All lines of the material should be given again exactly.

==== Input material ====

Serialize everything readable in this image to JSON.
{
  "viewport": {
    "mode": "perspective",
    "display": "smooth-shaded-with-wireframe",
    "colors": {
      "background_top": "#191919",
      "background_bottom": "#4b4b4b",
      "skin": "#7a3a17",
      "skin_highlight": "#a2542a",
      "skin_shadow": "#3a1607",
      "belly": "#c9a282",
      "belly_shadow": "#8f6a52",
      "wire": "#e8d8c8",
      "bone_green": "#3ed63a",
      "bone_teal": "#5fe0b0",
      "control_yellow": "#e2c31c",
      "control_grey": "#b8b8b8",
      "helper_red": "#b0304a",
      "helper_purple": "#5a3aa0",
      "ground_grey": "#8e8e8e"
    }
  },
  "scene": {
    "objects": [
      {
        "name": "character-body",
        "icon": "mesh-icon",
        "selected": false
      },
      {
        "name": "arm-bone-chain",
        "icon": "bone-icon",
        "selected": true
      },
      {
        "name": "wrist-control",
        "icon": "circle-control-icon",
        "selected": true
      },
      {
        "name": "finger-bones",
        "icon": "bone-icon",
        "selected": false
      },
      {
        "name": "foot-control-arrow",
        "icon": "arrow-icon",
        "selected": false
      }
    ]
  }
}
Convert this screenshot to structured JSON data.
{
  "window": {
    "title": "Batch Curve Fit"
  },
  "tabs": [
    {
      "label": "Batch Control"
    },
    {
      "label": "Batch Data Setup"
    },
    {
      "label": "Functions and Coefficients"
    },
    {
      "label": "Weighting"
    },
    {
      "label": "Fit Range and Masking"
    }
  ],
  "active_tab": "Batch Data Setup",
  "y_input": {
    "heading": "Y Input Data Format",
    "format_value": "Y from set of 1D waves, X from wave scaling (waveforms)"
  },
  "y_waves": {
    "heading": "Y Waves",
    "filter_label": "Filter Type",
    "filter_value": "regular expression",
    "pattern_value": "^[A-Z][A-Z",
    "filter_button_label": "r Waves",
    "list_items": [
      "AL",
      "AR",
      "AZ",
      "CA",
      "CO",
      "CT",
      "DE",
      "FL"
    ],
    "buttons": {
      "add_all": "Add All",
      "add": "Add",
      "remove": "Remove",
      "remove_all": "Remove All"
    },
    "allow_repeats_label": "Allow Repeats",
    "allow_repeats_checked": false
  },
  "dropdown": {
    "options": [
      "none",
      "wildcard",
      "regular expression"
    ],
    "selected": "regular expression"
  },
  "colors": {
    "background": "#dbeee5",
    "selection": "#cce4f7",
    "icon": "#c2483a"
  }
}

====

Solution:
Serialize everything readable in this image to JSON.
{
  "viewport": {
    "mode": "perspective",
    "display": "smooth-shaded-with-wireframe",
    "colors": {
      "background_top": "#191919",
      "background_bottom": "#4b4b4b",
      "skin": "#7a3a17",
      "skin_highlight": "#a2542a",
      "skin_shadow": "#3a1607",
      "belly": "#c9a282",
      "belly_shadow": "#8f6a52",
      "wire": "#e8d8c8",
      "bone_green": "#3ed63a",
      "bone_teal": "#5fe0b0",
      "control_yellow": "#e2c31c",
      "control_grey": "#b8b8b8",
      "helper_red": "#b0304a",
      "helper_purple": "#5a3aa0",
      "ground_grey": "#8e8e8e"
    }
  },
  "scene": {
    "objects": [
      {
        "name": "character-body",
        "icon": "mesh-icon",
        "selected": false
      },
      {
        "name": "arm-bone-chain",
        "icon": "bone-icon",
        "selected": true
      },
      {
        "name": "wrist-control",
        "icon": "circle-control-icon",
        "selected": true
      },
      {
        "name": "finger-bones",
        "icon": "bone-icon",
        "selected": false
      },
      {
        "name": "foot-control-arrow",
        "icon": "arrow-icon",
        "selected": false
      }
    ]
  }
}
Convert this screenshot to structured JSON data.
{
  "window": {
    "title": "Batch Curve Fit"
  },
  "tabs": [
    {
      "label": "Batch Control"
    },
    {
      "label": "Batch Data Setup"
    },
    {
      "label": "Functions and Coefficients"
    },
    {
      "label": "Weighting"
    },
    {
      "label": "Fit Range and Masking"
    }
  ],
  "active_tab": "Batch Data Setup",
  "y_input": {
    "heading": "Y Input Data Format",
    "format_value": "Y from set of 1D waves, X from wave scaling (waveforms)"
  },
  "y_waves": {
    "heading": "Y Waves",
    "filter_label": "Filter Type",
    "filter_value": "regular expression",
    "pattern_value": "^[A-Z][A-Z",
    "filter_button_label": "r Waves",
    "list_items": [
      "AL",
      "AR",
      "AZ",
      "CA",
      "CO",
      "CT",
      "DE",
      "FL"
    ],
    "buttons": {
      "add_all": "Add All",
      "add": "Add",
      "remove": "Remove",
      "remove_all": "Remove All"
    },
    "allow_repeats_label": "Allow Repeats",
    "allow_repeats_checked": false
  },
  "dropdown": {
    "options": [
      "none",
      "wildcard",
      "regular expression"
    ],
    "selected": "regular expression"
  },
  "colors": {
    "background": "#dbeee5",
    "selection": "#cce4f7",
    "icon": "#c2483a"
  }
}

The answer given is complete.